**PROBLEM TO WORK ON:**
The entries shown here must be retyped in full, with no pictures included.

**Entries taken from a collection:**
----------------

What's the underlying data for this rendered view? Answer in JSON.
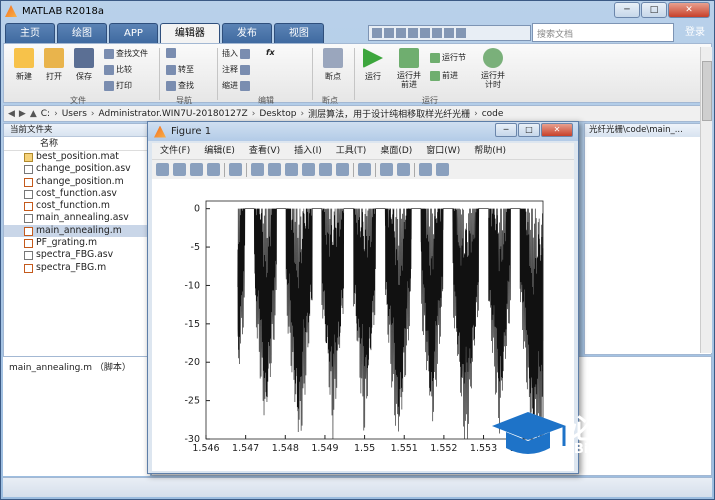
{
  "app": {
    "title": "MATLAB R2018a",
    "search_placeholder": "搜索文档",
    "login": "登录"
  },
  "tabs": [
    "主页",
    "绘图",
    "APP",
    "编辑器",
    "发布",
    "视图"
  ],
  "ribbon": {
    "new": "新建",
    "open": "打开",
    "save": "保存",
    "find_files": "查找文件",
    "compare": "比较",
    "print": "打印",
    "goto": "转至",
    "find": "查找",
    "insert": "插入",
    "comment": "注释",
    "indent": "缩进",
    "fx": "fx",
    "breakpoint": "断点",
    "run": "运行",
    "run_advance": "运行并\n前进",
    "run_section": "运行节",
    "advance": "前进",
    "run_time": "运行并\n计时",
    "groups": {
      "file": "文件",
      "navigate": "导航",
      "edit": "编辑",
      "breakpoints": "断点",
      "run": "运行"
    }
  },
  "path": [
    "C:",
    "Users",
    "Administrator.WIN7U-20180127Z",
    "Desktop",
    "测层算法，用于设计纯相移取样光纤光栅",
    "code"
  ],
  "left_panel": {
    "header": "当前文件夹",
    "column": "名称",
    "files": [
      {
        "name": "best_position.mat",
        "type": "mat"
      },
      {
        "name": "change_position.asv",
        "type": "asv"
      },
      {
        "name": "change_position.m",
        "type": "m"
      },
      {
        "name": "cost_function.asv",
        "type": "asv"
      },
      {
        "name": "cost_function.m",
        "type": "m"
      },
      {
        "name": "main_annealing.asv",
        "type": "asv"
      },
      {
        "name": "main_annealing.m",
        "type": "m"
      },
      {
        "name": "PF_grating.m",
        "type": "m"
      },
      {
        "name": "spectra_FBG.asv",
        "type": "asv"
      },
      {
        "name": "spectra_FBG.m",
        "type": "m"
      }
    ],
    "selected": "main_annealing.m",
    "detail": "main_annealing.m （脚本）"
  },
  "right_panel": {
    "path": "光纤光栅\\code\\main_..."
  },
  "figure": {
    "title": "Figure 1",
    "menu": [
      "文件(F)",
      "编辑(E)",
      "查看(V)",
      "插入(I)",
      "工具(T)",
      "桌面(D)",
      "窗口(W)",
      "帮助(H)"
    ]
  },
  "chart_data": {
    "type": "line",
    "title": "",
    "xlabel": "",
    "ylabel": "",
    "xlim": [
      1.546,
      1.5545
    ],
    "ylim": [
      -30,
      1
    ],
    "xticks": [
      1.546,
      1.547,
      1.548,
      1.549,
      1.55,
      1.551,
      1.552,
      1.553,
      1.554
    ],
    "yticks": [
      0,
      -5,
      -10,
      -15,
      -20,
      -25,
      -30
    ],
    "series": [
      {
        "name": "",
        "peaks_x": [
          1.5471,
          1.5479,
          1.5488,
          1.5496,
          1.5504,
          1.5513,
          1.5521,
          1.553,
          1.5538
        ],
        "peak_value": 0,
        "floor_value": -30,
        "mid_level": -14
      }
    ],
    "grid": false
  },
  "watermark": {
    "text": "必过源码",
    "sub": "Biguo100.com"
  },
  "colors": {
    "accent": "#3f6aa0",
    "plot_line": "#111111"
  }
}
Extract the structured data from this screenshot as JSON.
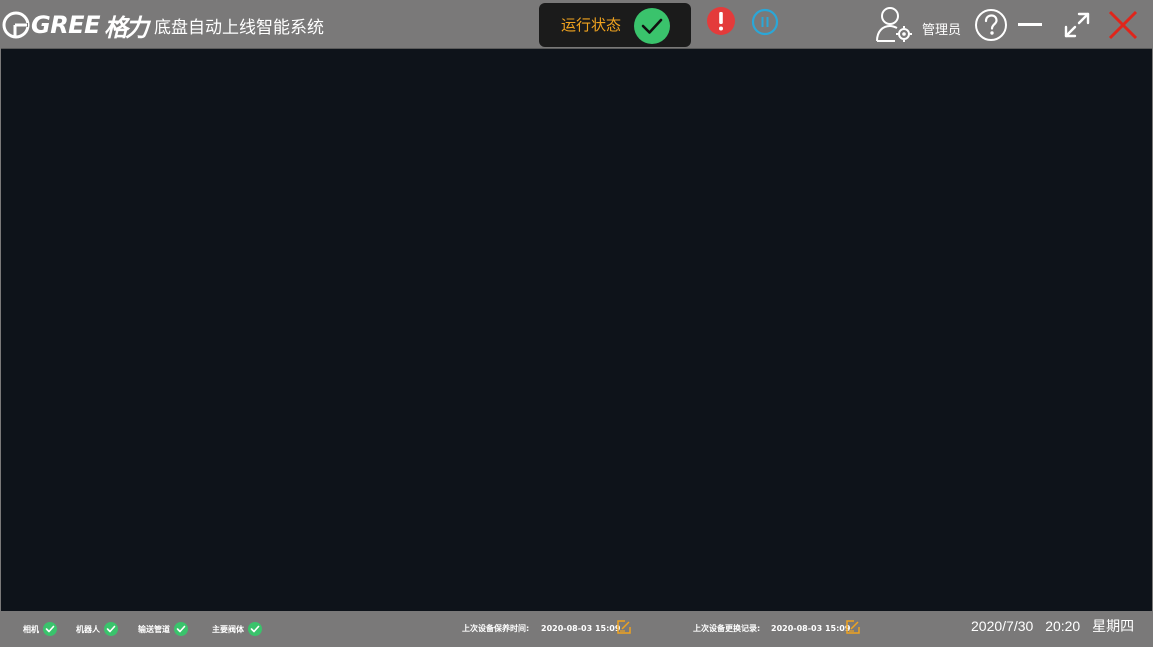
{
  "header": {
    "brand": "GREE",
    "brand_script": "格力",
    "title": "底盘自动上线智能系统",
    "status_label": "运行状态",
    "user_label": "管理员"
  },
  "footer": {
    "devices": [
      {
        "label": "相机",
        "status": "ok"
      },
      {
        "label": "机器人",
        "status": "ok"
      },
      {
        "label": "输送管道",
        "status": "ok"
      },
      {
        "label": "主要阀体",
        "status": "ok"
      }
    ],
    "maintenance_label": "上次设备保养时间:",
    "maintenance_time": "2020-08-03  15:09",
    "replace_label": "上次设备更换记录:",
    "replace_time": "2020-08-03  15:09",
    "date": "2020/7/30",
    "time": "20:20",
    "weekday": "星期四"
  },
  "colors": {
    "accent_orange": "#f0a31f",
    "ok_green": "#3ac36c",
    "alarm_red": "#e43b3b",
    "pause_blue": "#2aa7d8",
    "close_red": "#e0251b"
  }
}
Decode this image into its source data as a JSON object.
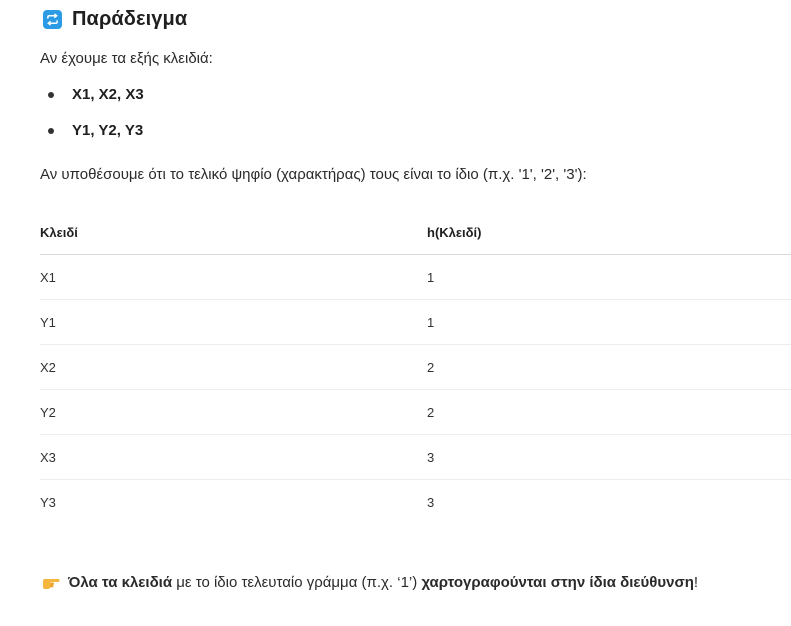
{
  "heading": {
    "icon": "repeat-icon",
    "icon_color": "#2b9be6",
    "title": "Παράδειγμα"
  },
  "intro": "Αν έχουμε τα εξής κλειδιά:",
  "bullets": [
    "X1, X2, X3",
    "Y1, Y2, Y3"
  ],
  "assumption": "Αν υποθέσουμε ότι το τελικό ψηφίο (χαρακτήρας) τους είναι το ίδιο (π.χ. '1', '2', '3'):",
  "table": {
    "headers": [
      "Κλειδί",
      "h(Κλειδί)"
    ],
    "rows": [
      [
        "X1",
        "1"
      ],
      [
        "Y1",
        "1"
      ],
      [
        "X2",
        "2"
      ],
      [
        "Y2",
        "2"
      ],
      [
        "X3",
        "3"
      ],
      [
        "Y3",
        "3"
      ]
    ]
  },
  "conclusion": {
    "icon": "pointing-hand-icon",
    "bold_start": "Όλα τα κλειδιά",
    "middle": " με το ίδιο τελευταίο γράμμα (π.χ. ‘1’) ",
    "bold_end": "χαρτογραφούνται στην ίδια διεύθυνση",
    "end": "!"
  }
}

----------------

**COMPLETED TASK:**
What's the underlying data for this rendered view? Answer in JSON.
{
  "app": {
    "title": "MATLAB R2018a",
    "search_placeholder": "搜索文档",
    "login": "登录"
  },
  "tabs": [
    "主页",
    "绘图",
    "APP",
    "编辑器",
    "发布",
    "视图"
  ],
  "ribbon": {
    "new": "新建",
    "open": "打开",
    "save": "保存",
    "find_files": "查找文件",
    "compare": "比较",
    "print": "打印",
    "goto": "转至",
    "find": "查找",
    "insert": "插入",
    "comment": "注释",
    "indent": "缩进",
    "fx": "fx",
    "breakpoint": "断点",
    "run": "运行",
    "run_advance": "运行并\n前进",
    "run_section": "运行节",
    "advance": "前进",
    "run_time": "运行并\n计时",
    "groups": {
      "file": "文件",
      "navigate": "导航",
      "edit": "编辑",
      "breakpoints": "断点",
      "run": "运行"
    }
  },
  "path": [
    "C:",
    "Users",
    "Administrator.WIN7U-20180127Z",
    "Desktop",
    "测层算法，用于设计纯相移取样光纤光栅",
    "code"
  ],
  "left_panel": {
    "header": "当前文件夹",
    "column": "名称",
    "files": [
      {
        "name": "best_position.mat",
        "type": "mat"
      },
      {
        "name": "change_position.asv",
        "type": "asv"
      },
      {
        "name": "change_position.m",
        "type": "m"
      },
      {
        "name": "cost_function.asv",
        "type": "asv"
      },
      {
        "name": "cost_function.m",
        "type": "m"
      },
      {
        "name": "main_annealing.asv",
        "type": "asv"
      },
      {
        "name": "main_annealing.m",
        "type": "m"
      },
      {
        "name": "PF_grating.m",
        "type": "m"
      },
      {
        "name": "spectra_FBG.asv",
        "type": "asv"
      },
      {
        "name": "spectra_FBG.m",
        "type": "m"
      }
    ],
    "selected": "main_annealing.m",
    "detail": "main_annealing.m （脚本）"
  },
  "right_panel": {
    "path": "光纤光栅\\code\\main_..."
  },
  "figure": {
    "title": "Figure 1",
    "menu": [
      "文件(F)",
      "编辑(E)",
      "查看(V)",
      "插入(I)",
      "工具(T)",
      "桌面(D)",
      "窗口(W)",
      "帮助(H)"
    ]
  },
  "chart_data": {
    "type": "line",
    "title": "",
    "xlabel": "",
    "ylabel": "",
    "xlim": [
      1.546,
      1.5545
    ],
    "ylim": [
      -30,
      1
    ],
    "xticks": [
      1.546,
      1.547,
      1.548,
      1.549,
      1.55,
      1.551,
      1.552,
      1.553,
      1.554
    ],
    "yticks": [
      0,
      -5,
      -10,
      -15,
      -20,
      -25,
      -30
    ],
    "series": [
      {
        "name": "",
        "peaks_x": [
          1.5471,
          1.5479,
          1.5488,
          1.5496,
          1.5504,
          1.5513,
          1.5521,
          1.553,
          1.5538
        ],
        "peak_value": 0,
        "floor_value": -30,
        "mid_level": -14
      }
    ],
    "grid": false
  },
  "watermark": {
    "text": "必过源码",
    "sub": "Biguo100.com"
  },
  "colors": {
    "accent": "#3f6aa0",
    "plot_line": "#111111"
  }
}
Extract the structured data from this screenshot as JSON.
{
  "header": {
    "brand": "GREE",
    "brand_script": "格力",
    "title": "底盘自动上线智能系统",
    "status_label": "运行状态",
    "user_label": "管理员"
  },
  "footer": {
    "devices": [
      {
        "label": "相机",
        "status": "ok"
      },
      {
        "label": "机器人",
        "status": "ok"
      },
      {
        "label": "输送管道",
        "status": "ok"
      },
      {
        "label": "主要阀体",
        "status": "ok"
      }
    ],
    "maintenance_label": "上次设备保养时间:",
    "maintenance_time": "2020-08-03  15:09",
    "replace_label": "上次设备更换记录:",
    "replace_time": "2020-08-03  15:09",
    "date": "2020/7/30",
    "time": "20:20",
    "weekday": "星期四"
  },
  "colors": {
    "accent_orange": "#f0a31f",
    "ok_green": "#3ac36c",
    "alarm_red": "#e43b3b",
    "pause_blue": "#2aa7d8",
    "close_red": "#e0251b"
  }
}
Decode this image into its source data as a JSON object.
{
  "heading": {
    "icon": "repeat-icon",
    "icon_color": "#2b9be6",
    "title": "Παράδειγμα"
  },
  "intro": "Αν έχουμε τα εξής κλειδιά:",
  "bullets": [
    "X1, X2, X3",
    "Y1, Y2, Y3"
  ],
  "assumption": "Αν υποθέσουμε ότι το τελικό ψηφίο (χαρακτήρας) τους είναι το ίδιο (π.χ. '1', '2', '3'):",
  "table": {
    "headers": [
      "Κλειδί",
      "h(Κλειδί)"
    ],
    "rows": [
      [
        "X1",
        "1"
      ],
      [
        "Y1",
        "1"
      ],
      [
        "X2",
        "2"
      ],
      [
        "Y2",
        "2"
      ],
      [
        "X3",
        "3"
      ],
      [
        "Y3",
        "3"
      ]
    ]
  },
  "conclusion": {
    "icon": "pointing-hand-icon",
    "bold_start": "Όλα τα κλειδιά",
    "middle": " με το ίδιο τελευταίο γράμμα (π.χ. ‘1’) ",
    "bold_end": "χαρτογραφούνται στην ίδια διεύθυνση",
    "end": "!"
  }
}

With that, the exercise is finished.